Struggle with Anger? Ask Yourself These Questions
What is anger, really? If you struggle with anger, it may be helpful to first recognize that anger can be a stand-in emotion for deeper and softer emotions.
Productive disagreements are good for all relationships, but if you struggle to get a point across, often feel defensive and angry, or cannot communicate well, you may have some work to do.
In intimate relationships, anger and miscommunication can mean:
- You and your partner do not know how to de-escalate fights
- There are unacknowledged power differences in the relationship
- An old emotional wound hasn’t healed well
- You or your partner have a basic misconception about how to motivate each other to change
- You project anger from another source onto your partner (or vice versa)
Feeling anger does’t necessarily mean that you’re with the wrong person. Alternatively, you may not have figured out the meaning of anger. Is the anger your own or your partner’s?
What is Anger?
Anger is always a stand-in emotion. Anger makes us feel less vulnerable than the truer, softer emotions underneath. If you have never expressed or inquired about those more tender feelings, like sadness, fear, or insecurity (to name just a few), then you’re not sharing the true meaning of the anger with one another.

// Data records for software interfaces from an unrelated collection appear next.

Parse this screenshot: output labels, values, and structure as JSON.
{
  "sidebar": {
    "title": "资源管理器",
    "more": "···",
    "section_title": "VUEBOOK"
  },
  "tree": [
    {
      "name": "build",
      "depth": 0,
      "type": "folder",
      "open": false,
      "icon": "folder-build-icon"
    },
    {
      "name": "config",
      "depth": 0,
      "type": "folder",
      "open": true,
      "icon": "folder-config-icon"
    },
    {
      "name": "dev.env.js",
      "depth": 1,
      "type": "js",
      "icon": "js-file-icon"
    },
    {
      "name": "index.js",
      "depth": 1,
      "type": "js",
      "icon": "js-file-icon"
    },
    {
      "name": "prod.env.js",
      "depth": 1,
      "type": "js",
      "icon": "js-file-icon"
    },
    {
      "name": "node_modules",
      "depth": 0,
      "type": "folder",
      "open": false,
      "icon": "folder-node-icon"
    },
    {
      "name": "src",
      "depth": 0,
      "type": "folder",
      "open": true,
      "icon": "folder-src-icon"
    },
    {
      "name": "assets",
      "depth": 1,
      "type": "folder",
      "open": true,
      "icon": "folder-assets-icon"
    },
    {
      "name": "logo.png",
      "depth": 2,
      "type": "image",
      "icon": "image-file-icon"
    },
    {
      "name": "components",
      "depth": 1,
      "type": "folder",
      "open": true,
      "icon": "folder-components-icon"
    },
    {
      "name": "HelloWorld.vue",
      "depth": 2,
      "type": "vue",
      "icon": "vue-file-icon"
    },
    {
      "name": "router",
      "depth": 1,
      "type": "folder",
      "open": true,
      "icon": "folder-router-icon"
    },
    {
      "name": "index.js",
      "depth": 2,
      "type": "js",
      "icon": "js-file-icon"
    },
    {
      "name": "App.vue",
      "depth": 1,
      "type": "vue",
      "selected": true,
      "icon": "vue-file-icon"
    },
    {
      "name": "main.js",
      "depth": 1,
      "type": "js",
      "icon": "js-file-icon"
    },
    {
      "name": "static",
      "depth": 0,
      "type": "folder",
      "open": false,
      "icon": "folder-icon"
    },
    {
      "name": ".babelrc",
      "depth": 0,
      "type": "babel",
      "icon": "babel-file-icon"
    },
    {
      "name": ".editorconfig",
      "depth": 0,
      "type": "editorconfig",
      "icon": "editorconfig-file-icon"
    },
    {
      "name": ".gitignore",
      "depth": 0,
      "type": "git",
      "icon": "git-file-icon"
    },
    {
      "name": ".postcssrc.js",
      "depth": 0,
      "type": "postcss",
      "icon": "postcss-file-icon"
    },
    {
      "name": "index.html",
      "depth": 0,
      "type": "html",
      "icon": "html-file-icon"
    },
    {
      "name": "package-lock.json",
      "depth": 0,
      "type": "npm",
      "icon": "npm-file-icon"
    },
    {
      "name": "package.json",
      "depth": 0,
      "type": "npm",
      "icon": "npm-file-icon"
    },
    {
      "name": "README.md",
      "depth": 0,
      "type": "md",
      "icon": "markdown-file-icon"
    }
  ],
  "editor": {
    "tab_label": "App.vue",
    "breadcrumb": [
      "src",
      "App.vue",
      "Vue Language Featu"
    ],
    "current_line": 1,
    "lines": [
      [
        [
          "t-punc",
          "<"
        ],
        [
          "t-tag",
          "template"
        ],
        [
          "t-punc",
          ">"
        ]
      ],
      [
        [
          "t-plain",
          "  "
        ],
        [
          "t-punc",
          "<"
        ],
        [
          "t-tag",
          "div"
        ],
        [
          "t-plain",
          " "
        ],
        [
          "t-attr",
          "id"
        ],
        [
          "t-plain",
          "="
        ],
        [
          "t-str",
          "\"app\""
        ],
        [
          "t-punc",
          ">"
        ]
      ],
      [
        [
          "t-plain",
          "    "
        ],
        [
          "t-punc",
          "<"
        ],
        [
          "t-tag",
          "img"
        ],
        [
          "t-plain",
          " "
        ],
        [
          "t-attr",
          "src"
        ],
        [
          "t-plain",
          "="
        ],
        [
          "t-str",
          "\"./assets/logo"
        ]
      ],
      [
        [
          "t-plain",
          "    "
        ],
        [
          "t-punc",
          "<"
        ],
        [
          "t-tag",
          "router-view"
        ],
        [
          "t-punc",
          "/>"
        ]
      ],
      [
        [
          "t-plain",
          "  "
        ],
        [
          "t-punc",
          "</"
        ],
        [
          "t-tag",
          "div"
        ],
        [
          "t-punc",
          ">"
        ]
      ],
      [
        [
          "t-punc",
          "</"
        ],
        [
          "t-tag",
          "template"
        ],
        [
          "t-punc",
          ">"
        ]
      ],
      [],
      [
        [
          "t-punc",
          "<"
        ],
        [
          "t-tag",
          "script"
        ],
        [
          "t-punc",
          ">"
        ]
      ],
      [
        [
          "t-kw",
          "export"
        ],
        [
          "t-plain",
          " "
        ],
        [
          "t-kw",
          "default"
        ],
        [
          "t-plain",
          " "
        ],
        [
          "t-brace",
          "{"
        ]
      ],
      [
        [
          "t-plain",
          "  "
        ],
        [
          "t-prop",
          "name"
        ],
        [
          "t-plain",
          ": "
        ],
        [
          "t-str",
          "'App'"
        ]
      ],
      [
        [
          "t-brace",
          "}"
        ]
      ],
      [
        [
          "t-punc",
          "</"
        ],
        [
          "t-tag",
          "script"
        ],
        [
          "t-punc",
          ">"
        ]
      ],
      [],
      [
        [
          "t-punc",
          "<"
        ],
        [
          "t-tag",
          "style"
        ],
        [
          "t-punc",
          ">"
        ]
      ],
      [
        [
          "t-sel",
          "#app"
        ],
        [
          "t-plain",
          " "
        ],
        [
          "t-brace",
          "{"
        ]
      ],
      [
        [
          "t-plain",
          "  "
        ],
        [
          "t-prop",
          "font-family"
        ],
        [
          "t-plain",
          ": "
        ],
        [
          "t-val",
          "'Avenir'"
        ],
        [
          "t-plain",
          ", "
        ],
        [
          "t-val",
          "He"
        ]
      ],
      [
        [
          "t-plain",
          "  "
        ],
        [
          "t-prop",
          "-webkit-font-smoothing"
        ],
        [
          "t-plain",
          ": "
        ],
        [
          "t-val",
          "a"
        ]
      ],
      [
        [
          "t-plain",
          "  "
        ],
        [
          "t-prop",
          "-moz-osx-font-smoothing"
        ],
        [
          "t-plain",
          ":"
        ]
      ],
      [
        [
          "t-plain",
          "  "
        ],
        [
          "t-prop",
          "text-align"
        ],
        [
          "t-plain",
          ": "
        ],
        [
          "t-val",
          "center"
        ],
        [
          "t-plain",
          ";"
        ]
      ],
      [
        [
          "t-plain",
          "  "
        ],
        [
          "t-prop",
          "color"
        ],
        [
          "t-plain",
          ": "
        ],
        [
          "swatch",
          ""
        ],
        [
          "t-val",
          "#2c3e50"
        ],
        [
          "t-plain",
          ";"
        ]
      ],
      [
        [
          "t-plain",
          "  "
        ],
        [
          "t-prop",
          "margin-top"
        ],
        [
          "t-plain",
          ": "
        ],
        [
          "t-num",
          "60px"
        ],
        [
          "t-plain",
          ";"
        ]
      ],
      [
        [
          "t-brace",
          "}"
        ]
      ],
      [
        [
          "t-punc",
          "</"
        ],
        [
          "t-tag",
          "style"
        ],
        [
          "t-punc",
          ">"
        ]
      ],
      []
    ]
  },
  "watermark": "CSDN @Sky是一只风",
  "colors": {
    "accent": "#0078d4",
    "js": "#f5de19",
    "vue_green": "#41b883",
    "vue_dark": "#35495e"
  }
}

You can’t expect to be angry all the time and have a good relationship simultaneously. It’s vital to discover the meaning of the anger and solve the core issues first in order to heal and move forward.
It is also important to differentiate between feeling angry and expressing anger in an appropriate way, at the appropriate time, and with the appropriate words.
How to Manage Anger
It’s not possible to improve every relationship, but motivated couples can learn to deescalate fights and structure their disagreements into productive discussions. It is possible to end a negative cycle of communication.
Many couples who struggle to deescalate anger on their own often see a couples counselor. The earlier couples determine they need to address a relationship challenge, the better. If couples wait too long to seek support, too much damage may already be done.
It is possible to have a successful relationship without resorting to anger, violence, bullying, or manipulative strategies. However, many of us make up the rules of engagement as we progress through relationship stages—and it’s not always graceful. If you are in a relationship today, chances are that you are wrestling with these questions:
- How do you influence another person without resorting to bullying or verbal violence?
- How do you make decisions jointly when each partner wants something completely different?
- What does compromise mean and how does it work?
- Is equality possible in all areas of the life of a couple?
You might also come to the conclusion that between two partners, there is a third entity—the relationship itself. What works for the relationship sometimes diverges from what an individual perceives as good for them.
Many relationships do succeed, even after difficult periods, when partners take the time to figure out the answers to these and related questions.
So, consider the true meaning of your anger. Perhaps you can uncover constructive ways to manage it and strengthen your relationship.